UK: Meat from animals not stunned before they are slaughtered must be labelled, vet association says

By Valerie Elliott, The Telegraph

Until now the British Veterinary Association has campaigned for an outright ban on the ‘cruel practice’ of religious slaughter

Meat obtained from animals that were not stunned prior to being killed must be labeled, according to the British Veterinary Association (BVA).

Without new labeling rules, consumers run the risk of inadvertently eating meat from animals that are in “unnecessary pain” before they die.

So far, the BVA, which represents 18,000 veterinarians, has campaigned for a complete ban on the “cruel practice” of religious slaughter, in which live animals are killed with a sharp knife before they can bleed to death.

A ban remains its goal, but the professional organization has taken a new, pragmatic approach as it believes it has a better chance of convincing ministers to adopt “No Stun” labels.

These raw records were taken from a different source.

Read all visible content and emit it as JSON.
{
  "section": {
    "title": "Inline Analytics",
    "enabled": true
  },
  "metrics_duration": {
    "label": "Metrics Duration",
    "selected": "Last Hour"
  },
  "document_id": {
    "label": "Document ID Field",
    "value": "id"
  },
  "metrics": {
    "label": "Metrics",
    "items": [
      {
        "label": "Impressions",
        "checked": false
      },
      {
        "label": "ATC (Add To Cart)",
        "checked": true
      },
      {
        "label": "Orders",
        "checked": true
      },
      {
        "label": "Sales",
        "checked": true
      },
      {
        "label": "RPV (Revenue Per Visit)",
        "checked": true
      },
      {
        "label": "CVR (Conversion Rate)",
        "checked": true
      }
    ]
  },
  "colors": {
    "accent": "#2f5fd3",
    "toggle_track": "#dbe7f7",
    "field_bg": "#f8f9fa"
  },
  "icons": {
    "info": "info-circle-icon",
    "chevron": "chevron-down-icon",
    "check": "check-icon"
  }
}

James Russell, new BVA President, said: “Our concern is that every animal can lead a good life with the highest level of well-being until it dies.

“But we don’t know the target of meat from some of these animals, which are killed without anesthesia, and we believe it should be labeled.

“We don’t know where fresh meat for sale at counters and butchers comes from, and we don’t know whether some cakes, ready meals or other meat products use meat without anesthesia.”

Meat sold under certified safety labels such as Red Tractor, Quality Meat Scotland, RSPCA Assured and Soil Association requires animals to be stunning before slaughter.

However, since there is no legal obligation to label this meat, it is unclear how much meat from non-stunned animals goes on sale.

However, a report from the Food Standards Agency last year suggested some would step into the broader food chain.

Dr. Amir Masoom, CEO of the Halal Food Authority, who supported the BVA, said: “We want all Halal meat and meat products to be labeled as“ stunned ”or“ non-stunned ”so that consumers can make an informed choice when shopping in stores can meet. ”

While Schechita UK, which represents the Jewish community, supports consumer rights, spokesman Shimon Cohen criticized the proposed labeling as “one-dimensional”.

He said: “If consumer information is the target, consumers should be informed about the method of stunning the slaughter – captive bolt shooting, gas asphyxiation, electrocution with pliers or an electric water bath, or other permitted methods, including Jewish and Muslim Slaughter. ”

The Ministry of Environment, Food and Rural Affairs said: “We respect the right of Jewish and Muslim communities to eat meat cooked according to their beliefs and we expect the food industry to provide consumers with all the information they need, to make informed decisions.

“The government is committed to seriously and rapidly examining the role of labeling in promoting high standards of food and animal welfare in the UK market and to consult this at the end of the transition period.”